Law departments in the US and UK should pore over the findings from Fulbright & Jaworski’s Second Annual Litigation Trends Survey, which is based on 304 US and 50 UK interviews or survey responses. I reviewed the 32-page summary report and the 126-page full report.
Notwithstanding my appreciation for the report as a whole, I question one metric proclaimed (2005 at 2): “A corporation with $1.5 billion in revenues averages more than $8 million per year in corporate litigation costs.” I could not locate the underlying data for this sentence.
Two quibbles: I presume the sentence means that the average annual litigation spend for the 103 corporations in the survey that reported revenues of $1 billion or more was somewhat more than $8 million. Second, the term “corporate litigation costs” certainly includes external counsel and other vendors, but does it also include settlements and judgments? In this study it might also include “regulatory proceedings” and arbitrations (at 8)

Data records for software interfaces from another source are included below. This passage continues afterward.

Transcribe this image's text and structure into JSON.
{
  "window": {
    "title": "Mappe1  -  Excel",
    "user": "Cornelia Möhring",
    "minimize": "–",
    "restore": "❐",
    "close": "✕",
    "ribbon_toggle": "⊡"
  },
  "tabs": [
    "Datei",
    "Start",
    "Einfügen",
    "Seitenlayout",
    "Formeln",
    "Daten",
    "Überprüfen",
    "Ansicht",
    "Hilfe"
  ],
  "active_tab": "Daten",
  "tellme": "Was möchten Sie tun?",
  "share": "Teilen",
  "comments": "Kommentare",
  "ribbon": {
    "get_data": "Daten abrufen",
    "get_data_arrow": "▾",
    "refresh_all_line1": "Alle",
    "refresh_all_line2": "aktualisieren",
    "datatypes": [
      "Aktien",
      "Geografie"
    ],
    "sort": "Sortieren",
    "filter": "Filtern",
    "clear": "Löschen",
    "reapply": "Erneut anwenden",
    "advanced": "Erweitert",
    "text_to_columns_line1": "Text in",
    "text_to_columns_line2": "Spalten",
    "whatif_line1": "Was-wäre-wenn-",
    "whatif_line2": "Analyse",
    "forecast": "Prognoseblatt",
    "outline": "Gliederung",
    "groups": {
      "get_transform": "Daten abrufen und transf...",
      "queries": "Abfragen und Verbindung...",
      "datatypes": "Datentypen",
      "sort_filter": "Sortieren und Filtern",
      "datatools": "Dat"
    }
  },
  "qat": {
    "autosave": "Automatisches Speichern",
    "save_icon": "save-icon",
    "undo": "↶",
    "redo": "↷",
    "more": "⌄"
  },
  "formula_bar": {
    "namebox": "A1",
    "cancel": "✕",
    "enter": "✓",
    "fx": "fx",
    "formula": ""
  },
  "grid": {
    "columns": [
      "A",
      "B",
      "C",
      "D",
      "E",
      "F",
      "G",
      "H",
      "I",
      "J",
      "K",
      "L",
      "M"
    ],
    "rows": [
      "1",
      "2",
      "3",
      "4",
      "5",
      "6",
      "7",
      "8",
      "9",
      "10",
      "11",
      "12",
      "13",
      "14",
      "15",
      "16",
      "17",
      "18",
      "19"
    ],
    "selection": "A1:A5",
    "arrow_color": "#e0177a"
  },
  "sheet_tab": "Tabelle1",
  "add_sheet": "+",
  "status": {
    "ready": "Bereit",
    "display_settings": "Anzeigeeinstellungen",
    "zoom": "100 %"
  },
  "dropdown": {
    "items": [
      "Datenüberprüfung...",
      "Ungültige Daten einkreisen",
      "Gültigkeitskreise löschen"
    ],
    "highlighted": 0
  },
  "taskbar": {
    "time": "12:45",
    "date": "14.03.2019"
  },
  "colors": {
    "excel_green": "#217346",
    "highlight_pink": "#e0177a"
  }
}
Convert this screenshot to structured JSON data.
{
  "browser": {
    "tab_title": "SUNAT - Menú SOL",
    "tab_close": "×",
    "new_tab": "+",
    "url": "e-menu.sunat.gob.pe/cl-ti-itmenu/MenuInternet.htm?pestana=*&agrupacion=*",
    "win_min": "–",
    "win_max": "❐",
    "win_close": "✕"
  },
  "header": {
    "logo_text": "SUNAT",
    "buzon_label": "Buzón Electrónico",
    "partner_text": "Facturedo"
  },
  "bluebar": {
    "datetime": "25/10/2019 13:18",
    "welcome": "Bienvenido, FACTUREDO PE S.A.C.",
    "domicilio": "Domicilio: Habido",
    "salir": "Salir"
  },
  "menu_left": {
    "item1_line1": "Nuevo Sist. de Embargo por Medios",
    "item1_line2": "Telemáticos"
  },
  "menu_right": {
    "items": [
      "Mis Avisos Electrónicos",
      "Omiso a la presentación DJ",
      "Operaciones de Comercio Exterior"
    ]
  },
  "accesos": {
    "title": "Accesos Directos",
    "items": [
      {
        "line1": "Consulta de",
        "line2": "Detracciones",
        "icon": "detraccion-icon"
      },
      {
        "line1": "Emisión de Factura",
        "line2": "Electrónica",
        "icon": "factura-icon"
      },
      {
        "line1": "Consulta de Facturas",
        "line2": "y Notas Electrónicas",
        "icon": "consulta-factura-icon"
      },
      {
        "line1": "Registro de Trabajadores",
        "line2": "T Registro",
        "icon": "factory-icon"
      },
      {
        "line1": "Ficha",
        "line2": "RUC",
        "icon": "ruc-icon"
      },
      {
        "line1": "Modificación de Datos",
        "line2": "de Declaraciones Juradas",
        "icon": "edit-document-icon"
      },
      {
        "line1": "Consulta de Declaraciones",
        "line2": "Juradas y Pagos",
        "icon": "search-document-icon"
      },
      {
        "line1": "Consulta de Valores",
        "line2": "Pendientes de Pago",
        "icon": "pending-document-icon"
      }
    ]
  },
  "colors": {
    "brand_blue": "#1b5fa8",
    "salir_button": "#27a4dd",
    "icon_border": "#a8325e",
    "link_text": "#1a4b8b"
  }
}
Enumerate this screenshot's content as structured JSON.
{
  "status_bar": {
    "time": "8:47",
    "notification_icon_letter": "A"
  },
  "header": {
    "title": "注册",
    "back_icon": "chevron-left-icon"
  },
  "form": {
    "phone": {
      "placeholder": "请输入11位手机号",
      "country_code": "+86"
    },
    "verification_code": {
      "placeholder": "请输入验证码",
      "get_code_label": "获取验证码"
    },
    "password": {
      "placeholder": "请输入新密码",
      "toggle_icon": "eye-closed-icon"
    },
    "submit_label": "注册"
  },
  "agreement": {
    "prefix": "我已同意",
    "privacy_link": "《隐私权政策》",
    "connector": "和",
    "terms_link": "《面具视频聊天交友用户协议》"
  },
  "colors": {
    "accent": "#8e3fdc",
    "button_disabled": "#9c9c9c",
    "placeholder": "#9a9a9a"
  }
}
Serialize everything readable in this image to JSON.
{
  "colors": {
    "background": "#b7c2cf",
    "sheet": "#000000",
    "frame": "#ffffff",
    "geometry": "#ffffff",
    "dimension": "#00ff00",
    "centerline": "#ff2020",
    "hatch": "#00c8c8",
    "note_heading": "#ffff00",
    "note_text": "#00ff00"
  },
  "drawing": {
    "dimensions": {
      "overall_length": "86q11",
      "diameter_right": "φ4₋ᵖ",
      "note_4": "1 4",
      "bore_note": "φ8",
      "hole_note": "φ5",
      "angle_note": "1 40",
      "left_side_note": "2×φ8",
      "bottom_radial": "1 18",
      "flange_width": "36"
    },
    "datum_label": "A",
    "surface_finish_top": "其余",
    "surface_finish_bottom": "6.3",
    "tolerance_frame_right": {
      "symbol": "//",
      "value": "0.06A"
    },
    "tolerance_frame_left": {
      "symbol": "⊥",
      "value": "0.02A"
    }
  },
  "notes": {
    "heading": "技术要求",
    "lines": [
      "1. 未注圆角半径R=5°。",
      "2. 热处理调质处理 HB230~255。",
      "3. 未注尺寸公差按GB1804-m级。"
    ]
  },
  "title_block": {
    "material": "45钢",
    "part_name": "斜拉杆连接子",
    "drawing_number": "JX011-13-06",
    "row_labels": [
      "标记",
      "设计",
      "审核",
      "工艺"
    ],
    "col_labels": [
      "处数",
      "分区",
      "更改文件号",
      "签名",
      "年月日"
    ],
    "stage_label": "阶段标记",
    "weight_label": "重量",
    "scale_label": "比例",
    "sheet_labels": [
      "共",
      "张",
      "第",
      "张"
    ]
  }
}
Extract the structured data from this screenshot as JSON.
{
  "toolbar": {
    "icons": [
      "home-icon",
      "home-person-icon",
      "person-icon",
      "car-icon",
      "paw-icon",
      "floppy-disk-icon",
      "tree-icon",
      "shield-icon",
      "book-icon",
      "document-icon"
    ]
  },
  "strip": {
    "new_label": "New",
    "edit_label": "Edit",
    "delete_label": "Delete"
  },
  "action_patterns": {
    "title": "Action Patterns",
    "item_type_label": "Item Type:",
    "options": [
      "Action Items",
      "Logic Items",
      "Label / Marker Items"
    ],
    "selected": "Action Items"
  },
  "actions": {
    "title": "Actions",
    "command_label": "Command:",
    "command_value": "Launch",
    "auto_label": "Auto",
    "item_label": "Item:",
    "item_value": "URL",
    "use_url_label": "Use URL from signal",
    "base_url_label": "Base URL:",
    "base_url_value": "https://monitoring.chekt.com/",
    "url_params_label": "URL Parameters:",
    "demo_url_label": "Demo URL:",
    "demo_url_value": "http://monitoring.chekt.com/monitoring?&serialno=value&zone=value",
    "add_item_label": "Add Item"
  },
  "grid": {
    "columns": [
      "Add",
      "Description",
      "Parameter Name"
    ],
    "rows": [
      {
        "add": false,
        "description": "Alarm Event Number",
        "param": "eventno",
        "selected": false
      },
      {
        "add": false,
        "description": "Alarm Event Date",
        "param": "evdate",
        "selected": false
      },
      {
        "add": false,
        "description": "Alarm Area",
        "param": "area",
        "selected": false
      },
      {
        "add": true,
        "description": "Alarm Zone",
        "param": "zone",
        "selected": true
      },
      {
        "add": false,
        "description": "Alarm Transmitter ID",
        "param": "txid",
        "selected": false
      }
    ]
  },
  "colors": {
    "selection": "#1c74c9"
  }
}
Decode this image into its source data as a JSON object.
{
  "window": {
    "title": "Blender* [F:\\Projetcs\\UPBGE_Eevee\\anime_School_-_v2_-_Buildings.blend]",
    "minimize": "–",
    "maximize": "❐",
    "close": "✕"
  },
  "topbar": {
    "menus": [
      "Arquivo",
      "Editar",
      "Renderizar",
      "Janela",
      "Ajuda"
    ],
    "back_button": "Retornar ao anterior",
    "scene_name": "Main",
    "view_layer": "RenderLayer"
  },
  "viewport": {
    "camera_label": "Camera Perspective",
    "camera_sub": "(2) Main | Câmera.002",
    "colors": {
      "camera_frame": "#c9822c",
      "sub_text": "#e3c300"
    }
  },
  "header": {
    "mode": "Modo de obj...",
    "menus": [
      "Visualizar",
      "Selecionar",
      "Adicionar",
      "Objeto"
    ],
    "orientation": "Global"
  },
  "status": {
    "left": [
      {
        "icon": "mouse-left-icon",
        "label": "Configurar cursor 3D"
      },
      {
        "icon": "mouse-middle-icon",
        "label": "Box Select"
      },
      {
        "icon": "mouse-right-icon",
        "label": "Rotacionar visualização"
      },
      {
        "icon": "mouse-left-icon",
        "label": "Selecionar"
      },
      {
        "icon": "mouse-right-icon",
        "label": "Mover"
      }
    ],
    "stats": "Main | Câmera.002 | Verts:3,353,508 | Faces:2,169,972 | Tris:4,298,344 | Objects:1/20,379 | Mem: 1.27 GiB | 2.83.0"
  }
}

The rest of the summary report does not explain the calculation of this metric, but the typical spend on litigation counsel for billion dollar plus companies is not 0.53 percent of revenue. For companies of this size, total legal spending – inside and outside – does not typically rise that high, let alone the litigation component. Total spend is usually around 0.4 percent, of which external spend is commonly about 60 percent. Litigation typically accounts for 50-60 percent of external spending. Ergo, litigation spend would be about 0.12 percent, not 0.53 percent.
If the metric of $8 million for a $1.5 billion company includes settlements and judgments, thus accounting for the higher figure, the report should highlight the scope, because we rarely find data on resolution amounts. (See my post of May 30, 2005 on including settlements and judgments in total legal spending and July 16, 2005 on some partial data.)